Lynch Comments On Race, Police Could Cause Confirmation Controversy


As Attorney General nominee Loretta Lynch makes her rounds on Capitol Hill in anticipation of confirmation hearings early next year, the New York Times examines her record of speaking on issues of race and criminal justice. After abuses by New York police officers in the 1990s, Lynch, as the top federal prosecutor in Brooklyn, spoke forcefully about “the pain of a broken trust” that African-Americans felt and said the responsibility for repairing generations of miscommunication and mistrust fell to law enforcement. “Frankly, the onus is on law enforcement because we are the ones who have taken the oath to protect and to serve the people of this city,” she said in 2000. “And we are the ones who have the ability to change from within.”

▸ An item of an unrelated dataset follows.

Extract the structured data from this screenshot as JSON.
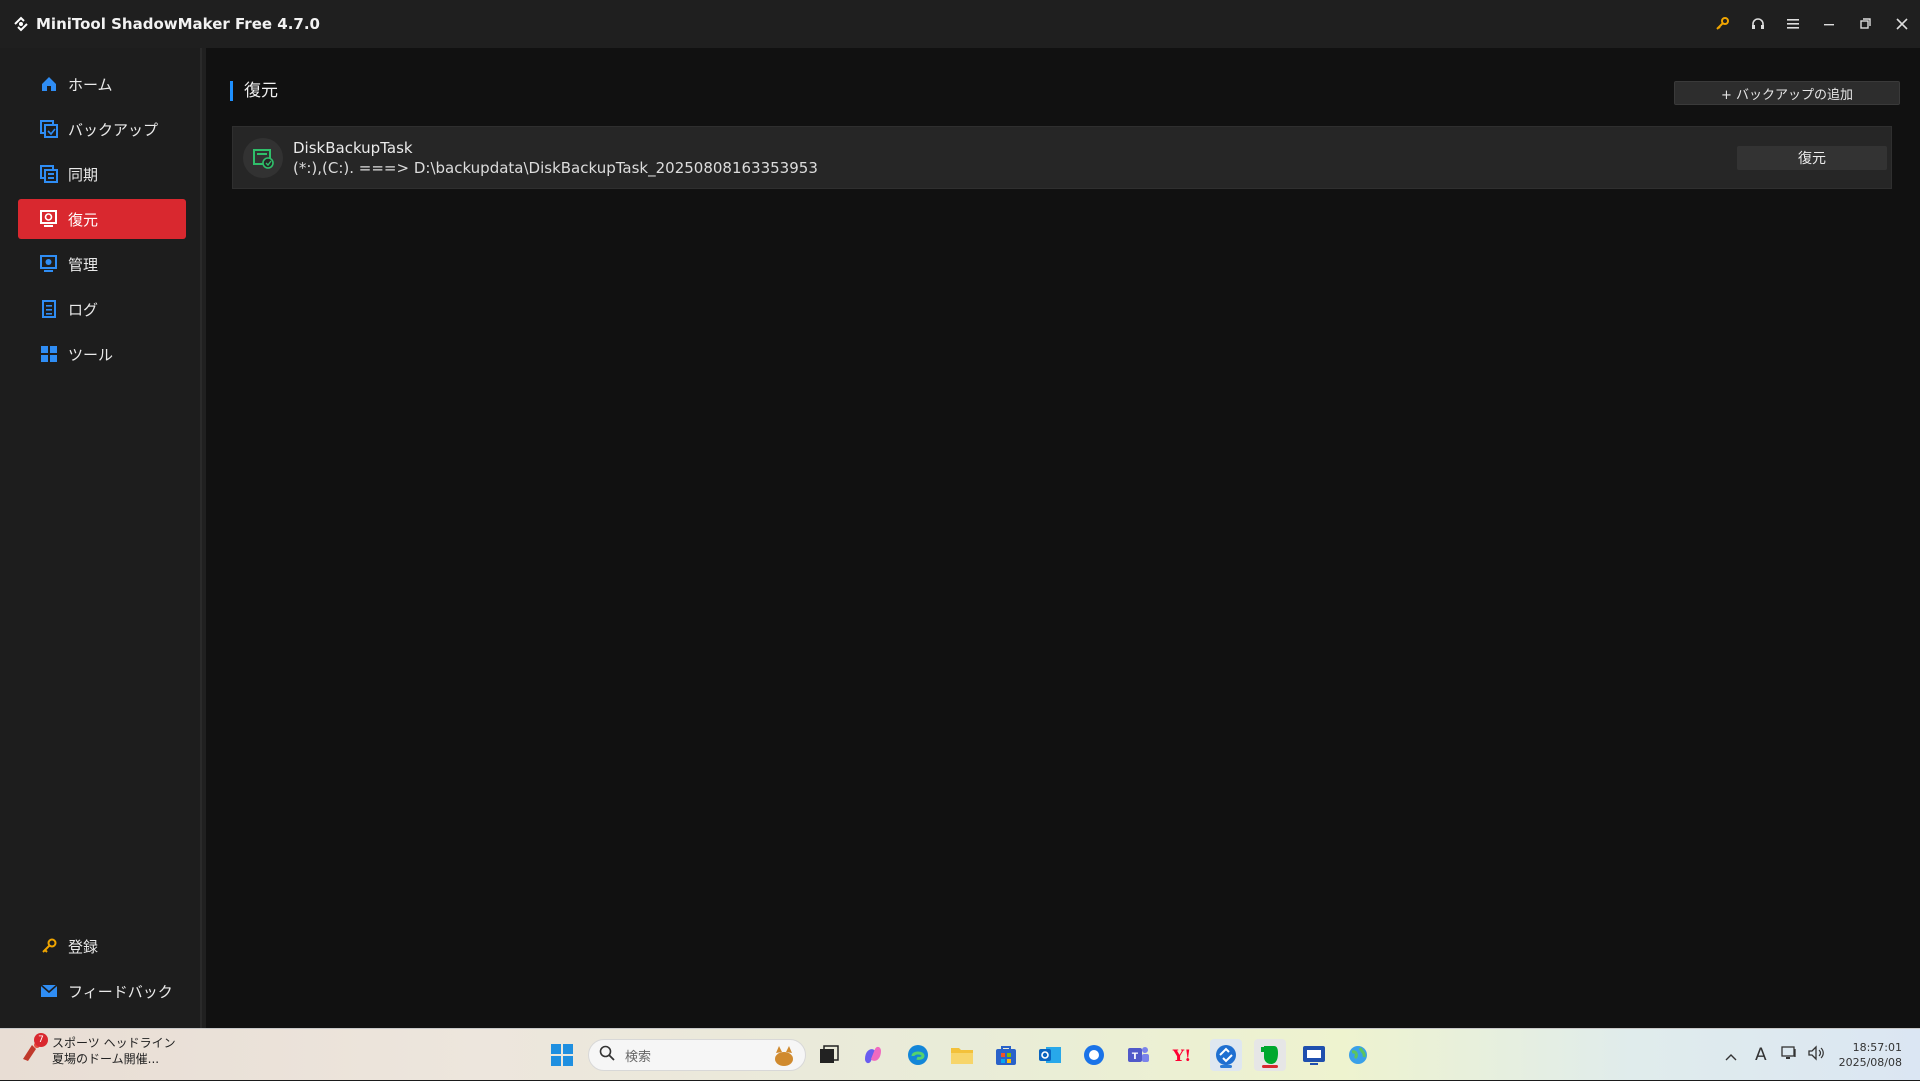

Lynch's highest-profile case involved charges against New York police officers for the 1997 attack in which a Haitian immigrant, Abner Louima, was beaten and sodomized with a broom handle. The case became a national symbol of police brutality. Now, however, her earlier remarks could put her at odds with law enforcement groups who say the Obama administration has unfairly tarnished police officers in its comments about the shooting of 18-year-old Michael Brown in Ferguson, Mo. “Whatever has happened in America to cause these feelings of resentment, it's not a failure of law enforcement,” Jeff Roorda of the St. Louis Police Officers Association, told CBS. He added that the police should not be asked to change tactics to address larger societal problems. “It's decades of racial disparity, and economic disparity. It's not a problem with the police.”

Comments are closed.